Iranian Americans are a Predominantly Secular Community
May 1, 2013, Washington D.C. – On April 18, 2013, the Public Affairs Alliance of Iranian Americans (PAAIA) released its 2013 National Public Opinion Survey of Iranian Americans, the fifth such survey PAAIA has commissioned since its creation in 2008. The report includes the poll results themselves as well as extensive demographic information on those questioned. While the poll results have, understandably, attracted the lion’s share of attention, it would be a mistake to neglect the demographic information included in the report. The picture that emerges from the demographic data is one of a community that is religiously diverse, predominantly secular, well-educated, and relatively affluent. It is the picture of a community that contributes greatly to the economic fabric of America.
Being one of the only regular sources of demographic information on the Iranian American community, the data contained in the report has great potential for assisting in future research on this community and its evolution.
According to the survey findings, as a group, Iranian Americans are religiously diverse, and are far more secular than the general U.S. population. By a nearly two to one margin, those who were questioned stated that their religious identity was “not very strong” (65 percent) as opposed to “very strong” (35 percent). By comparison, in a survey of Americans as a whole released by the Pew Forum in November 2012, the overall picture was reversed. Fifty-eight percent of respondents said that religion was “very important” in their lives and another twenty-two percent said that it was “somewhat important.” Only eighteen percent said it was “not too important” or “not important at all.”

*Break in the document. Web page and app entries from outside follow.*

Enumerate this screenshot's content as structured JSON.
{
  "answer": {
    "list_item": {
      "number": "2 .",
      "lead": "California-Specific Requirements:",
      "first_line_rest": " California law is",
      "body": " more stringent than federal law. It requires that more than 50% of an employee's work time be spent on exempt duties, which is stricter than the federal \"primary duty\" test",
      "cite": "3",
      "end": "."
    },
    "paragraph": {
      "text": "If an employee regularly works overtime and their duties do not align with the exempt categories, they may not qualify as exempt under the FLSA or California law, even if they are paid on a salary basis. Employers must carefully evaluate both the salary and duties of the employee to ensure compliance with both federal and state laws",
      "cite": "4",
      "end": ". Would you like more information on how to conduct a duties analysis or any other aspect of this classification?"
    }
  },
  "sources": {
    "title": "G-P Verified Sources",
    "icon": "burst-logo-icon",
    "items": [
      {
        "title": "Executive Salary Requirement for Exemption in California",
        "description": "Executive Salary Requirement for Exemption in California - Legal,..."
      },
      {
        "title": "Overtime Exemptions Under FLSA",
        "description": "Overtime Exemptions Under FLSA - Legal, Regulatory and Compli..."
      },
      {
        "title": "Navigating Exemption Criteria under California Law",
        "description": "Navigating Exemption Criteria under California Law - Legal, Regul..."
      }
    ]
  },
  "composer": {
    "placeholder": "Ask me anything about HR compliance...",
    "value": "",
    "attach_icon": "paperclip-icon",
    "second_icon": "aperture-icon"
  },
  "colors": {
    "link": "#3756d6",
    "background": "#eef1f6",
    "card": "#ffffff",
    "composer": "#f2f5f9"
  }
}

While an overwhelming majority of Iranian Americans are from a Muslim background, only thirty-four percent of respondents to the 2013 poll identified themselves as Muslim, consistent with previous polls. Thirty-two percent identified their religious preference as other. The percentages of Iranian Americans identifying themselves as Jewish (9) atheist (9) and agnostic (8) in the 2013 survey are all higher than the percentages of Americans as a whole who identify themselves as one of these religions. Those results have, generally, been in the low single digits. In this respect, the 2013 survey is, once again, consistent with previous polls commissioned by PAAIA. From these demographics, one can ascertain that though religion is a significant part of the Iranian American identity, it is not its primary component.
In addition to being more secular, Iranian Americans are more educated than Americans as a whole. Of those questioned in the 2013 survey, fifty-five percent said they had received a bachelor’s degree or higher. This figure is consistent with other surveys and studies. In the U.S. Census Bureau’s 2011 American Community Survey 1-Year Estimates, fifty-eight of Iranian Americans age 25 or over were said to have received at least a BA. In comparison, the percentage of Americans as a whole (also 25 or over) receiving a BA or something higher only surpassed thirty percent for the first time in the 2011 census.
The education level of Iranian Americans is not a new phenomenon. A report released in 2004 by the Iranian Studies Group at MIT, drawing on information from the 2000 census, concluded that Iranian Americans are among the best educated ethnic groups in the United States. Greater education tends to mean greater affluence, and this holds true for the Iranian American community as well. Similar to previous PAAIA surveys, in the 2013 survey, a majority—fifty-four percent—stated that their annual income was $60,000 or more. According to Census Bureau data for 2011, the last year currently available, only forty-two percent of Americans as a whole earned at the same rate. Thirty-two percent of Iranian Americans in the 2013 survey reported a household income of $100,000 or more, whereas the 2011 Census Bureau figures showed only twenty-one percent of Americans as a whole earning that much.
PAAIA’s surveys, which are used by policy makers, media, and the general public to gain a better understanding of our community, paint the picture of a community that is, in many ways, different from how it is portrayed by mainstream media. The community is diverse, relatively affluent and with strong connections to their culture and heritage. In addition to maintaining close ties to the people of Iran, they have assimilated well to the social and economic fabric of America, , and have contributed substantially to the prosperity of the country. It is a source of pride for the community.